On first listen, The Black Belles’ debut is quite comfortable; it feels like an old standby. That might be because I’m a big fan of The White Stripes and The Dead Weather, two bands that have Jack White’s weird influence. After having been signed and produced by White, this band has his presence going for them as well. Everything Jack White touches is tinted with his unique style, although I’m definitely not complaining. In addition to influences from White, The Black Belles have a very garage-band feel to their music. Their songs are simple but full of energy, and they feel organic – like they were left alone with a few instruments, and this is what came out.
The band’s songs are a creepy collection of power chord-based riffs, with warbley witches’ vocals floating on top. Some are quite maniacal, while others sound a little more optimistic – only a slight sensation of off-ness is present. The lyrics of almost every song seem a bit wicked, with tales of revenge in songs like “Honky Tonk Horror,” the band’s most recent single. I’m actually surprised they didn’t release the album in time for Halloween, because it’s definitely got a frightening vibe. It’s very apparent that Jack White produced this album, because the songs feature instrumentation and mixing very similar to much of his work. Most of it is in his more minimalist style, although there are a few moments when there’s just a cacophony of all-out energetic noise that shows the band isn’t afraid to go wild.
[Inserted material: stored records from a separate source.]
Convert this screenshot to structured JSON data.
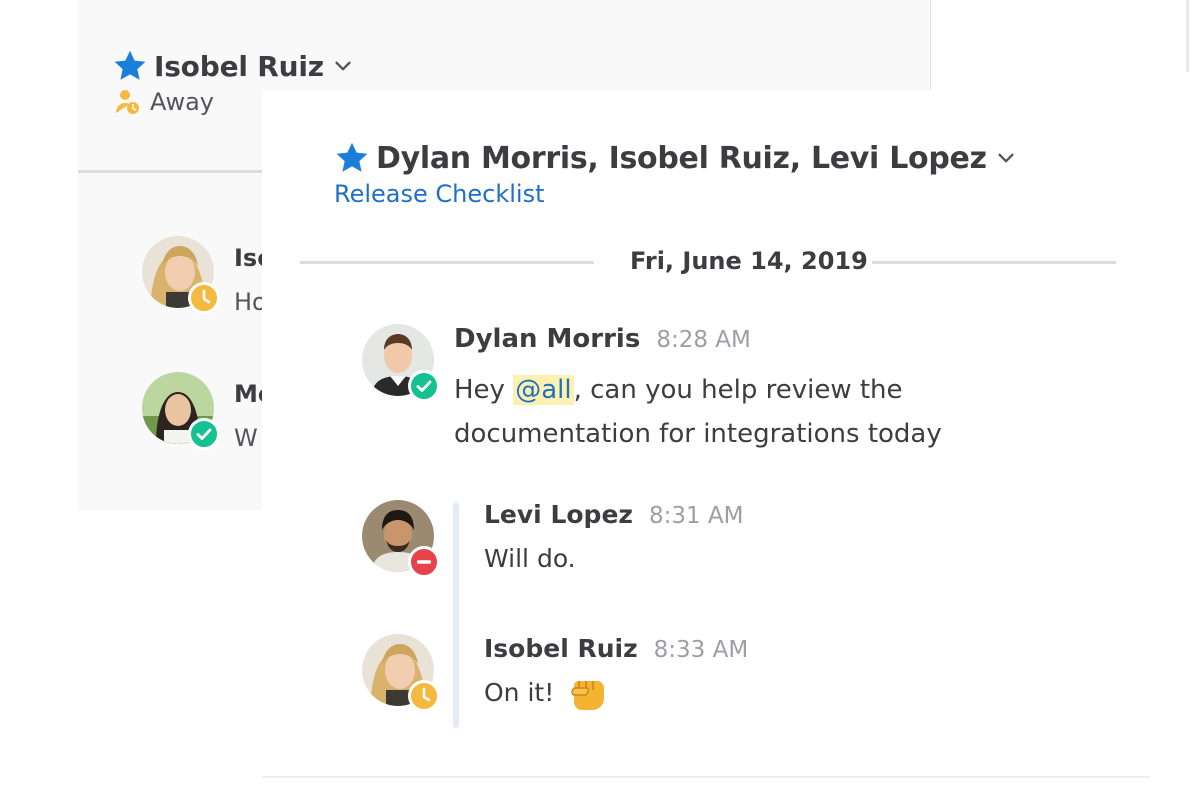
{
  "back_window": {
    "title": "Isobel Ruiz",
    "status_text": "Away",
    "messages": [
      {
        "name": "Isc",
        "text": "Ho"
      },
      {
        "name": "Mc",
        "text": "W"
      }
    ]
  },
  "front_window": {
    "title": "Dylan Morris, Isobel Ruiz, Levi Lopez",
    "subtitle": "Release Checklist",
    "date_separator": "Fri, June 14, 2019",
    "message": {
      "name": "Dylan Morris",
      "time": "8:28 AM",
      "text_before": "Hey ",
      "mention": "@all",
      "text_after": ", can you help review the documentation for integrations today"
    },
    "thread_replies": [
      {
        "name": "Levi Lopez",
        "time": "8:31 AM",
        "text": "Will do."
      },
      {
        "name": "Isobel Ruiz",
        "time": "8:33 AM",
        "text": "On it!"
      }
    ]
  },
  "colors": {
    "star": "#1b7fd9",
    "link": "#1f6fc5",
    "mention_bg": "#fcf1b0",
    "away": "#f5b940",
    "online": "#14c291",
    "dnd": "#e8424d"
  },
  "icons": {
    "star": "star-icon",
    "chevron": "chevron-down-icon",
    "away": "away-person-icon",
    "status_online": "check-circle-icon",
    "status_away": "clock-icon",
    "status_dnd": "minus-circle-icon",
    "reaction": "fist-emoji-icon"
  }
}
One of my favorite parts of this band is that they have a keyboard player going at all times. She goes by the name Lil’Boo, according to the Third Man Records website. Her most common noisemaker is an old-sounding organ, which lends itself well to their slightly weird sound. Everyone knows carnivals can be creepy, and carnival organs double that creep factor. At other times, her synths are buzzing and distorted sounding, like a pair of speakers whose batteries are almost dry. This is particularly apparent at the beginning of the song “In a Cage,” and throughout the rest of the track; the guitar acts as backing for her keys, which take the lead.
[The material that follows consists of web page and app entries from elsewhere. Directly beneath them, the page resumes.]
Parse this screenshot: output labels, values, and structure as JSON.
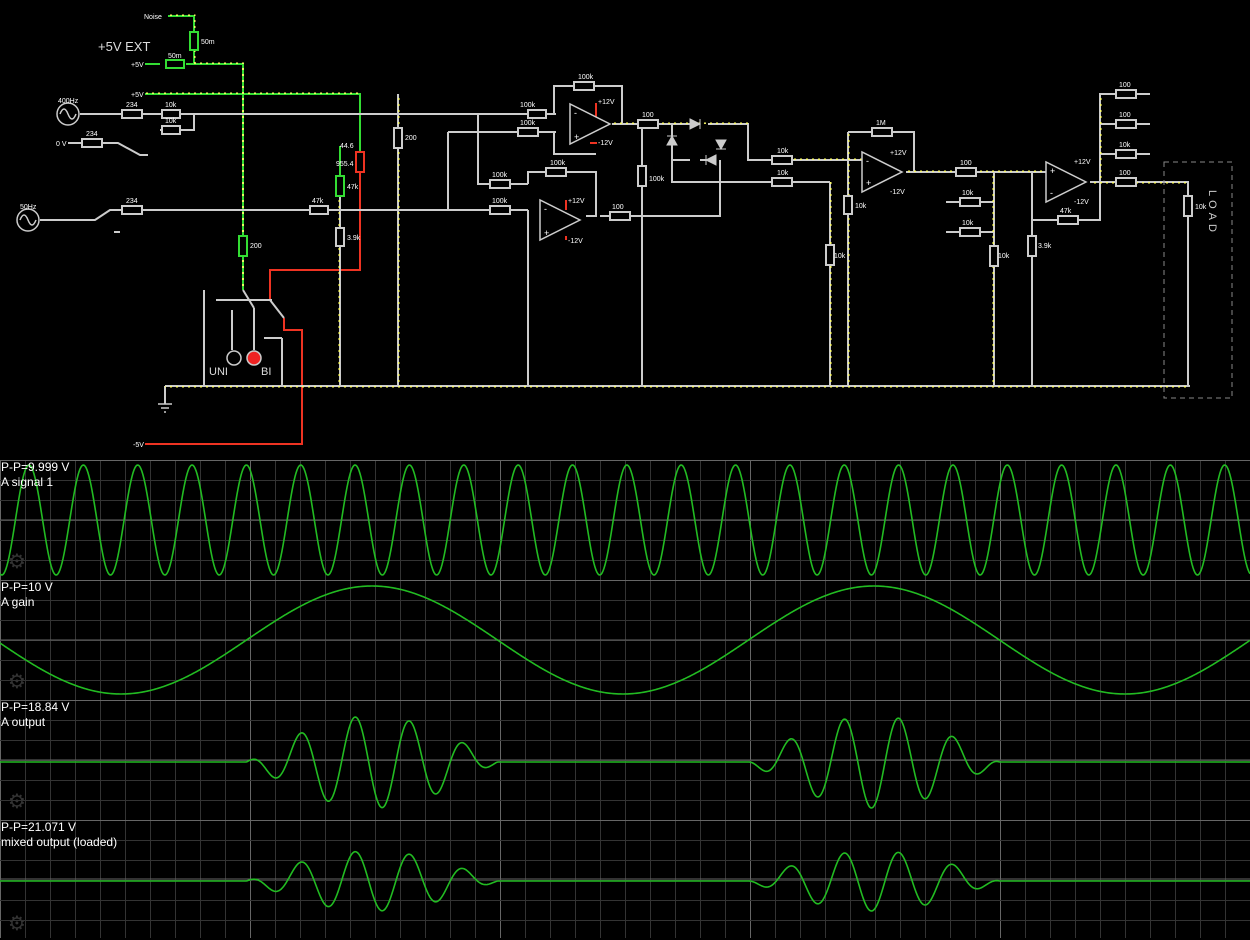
{
  "circuit": {
    "labels": {
      "noise": "Noise",
      "ext": "+5V EXT",
      "plus5a": "+5V",
      "plus5b": "+5V",
      "src400": "400Hz",
      "src50": "50Hz",
      "zerov": "0 V",
      "minus5": "-5V",
      "uni": "UNI",
      "bi": "BI",
      "load": "LOAD",
      "plus12": "+12V",
      "minus12": "-12V"
    },
    "resistors": {
      "r50m_a": "50m",
      "r50m_b": "50m",
      "r234_a": "234",
      "r10k_a": "10k",
      "r10k_b": "10k",
      "r234_b": "234",
      "r234_c": "234",
      "r47k_a": "47k",
      "r200_a": "200",
      "r200_b": "200",
      "pot_val": "44.6",
      "pot_val2": "955.4",
      "r47k_b": "47k",
      "r3_9k_a": "3.9k",
      "r100k_a": "100k",
      "r100k_b": "100k",
      "r100k_c": "100k",
      "r100k_d": "100k",
      "r100k_e": "100k",
      "r100k_f": "100k",
      "r100k_g": "100k",
      "r100_a": "100",
      "r100_b": "100",
      "r10k_c": "10k",
      "r10k_d": "10k",
      "r1m": "1M",
      "r10k_e": "10k",
      "r10k_f": "10k",
      "r100k_h": "10k",
      "r10k_g": "10k",
      "r10k_h": "10k",
      "r10k_i": "10k",
      "r3_9k_b": "3.9k",
      "r47k_c": "47k",
      "r100_c": "100",
      "r100_d": "100",
      "r100_e": "100",
      "r100_f": "100",
      "r10k_load": "10k",
      "r10k_j": "10k"
    },
    "colors": {
      "wire": "#cccccc",
      "current": "#ffff66",
      "pos": "#33dd33",
      "neg": "#ee3322",
      "trace": "#22bb22",
      "grid": "#333333",
      "gridMajor": "#666666"
    }
  },
  "scopes": [
    {
      "pp": "P-P=9.999 V",
      "name": "A signal 1",
      "icon": "gear-icon"
    },
    {
      "pp": "P-P=10 V",
      "name": "A gain",
      "icon": "gear-icon"
    },
    {
      "pp": "P-P=18.84 V",
      "name": "A output",
      "icon": "gear-icon"
    },
    {
      "pp": "P-P=21.071 V",
      "name": "mixed output (loaded)",
      "icon": "gear-icon"
    }
  ]
}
As I mentioned, a lot of The Black Belles’ songs sound very familiar, and remind me of my favorite parts of other garage and goth bands. The crunchy, hollow sounding guitars would feel right at home on a White Stripes album, and have definitely been mixed by a certain someone from that band. A few songs have vocals and basslines reminiscent of The Dead Weather, particularly “Not Tonight.” Actually, that’s the only song that disappoints me on the album – I wish it was more original, and sounded LESS like The Dead Weather. Still, a little influence from them is good; who doesn’t like a few ominous undertones? The last song on the album, “Hey Velda,” starts out slow and brooding, but about halfway through it turns into an awesomely distorted mess that I love. The guitars are riff-tastic and crunchy, sounding more than a bit like some obscure band off the Scott Pilgrim Vs. The World soundtrack.
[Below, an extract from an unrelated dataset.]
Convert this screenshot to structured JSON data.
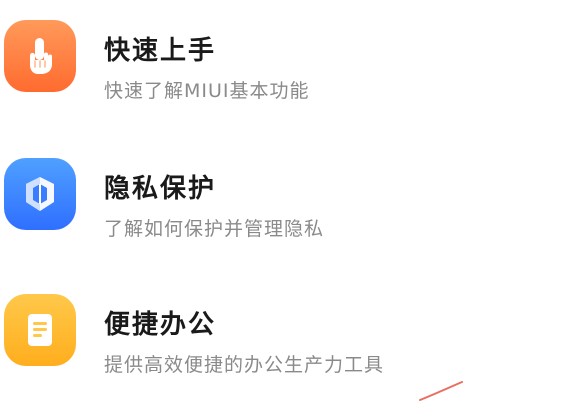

To sum it up, this album is an extremely enjoyable listen. I’m a sucker for garage rock and goth girls, but who isn’t? The Black Belles sound a lot like a bunch of tried and true bands, but elements of their own personality come through and remind you that, yes, this IS original – and excellent. I’m excited to hear this album coming through the speakers of my turntable soon, and in the meantime it’ll be streaming off of Third Man Records’ website non-stop around my house. An excellent album to play whilst lighting black candles, or when you just want to cut loose and listen to something with distortion and energy.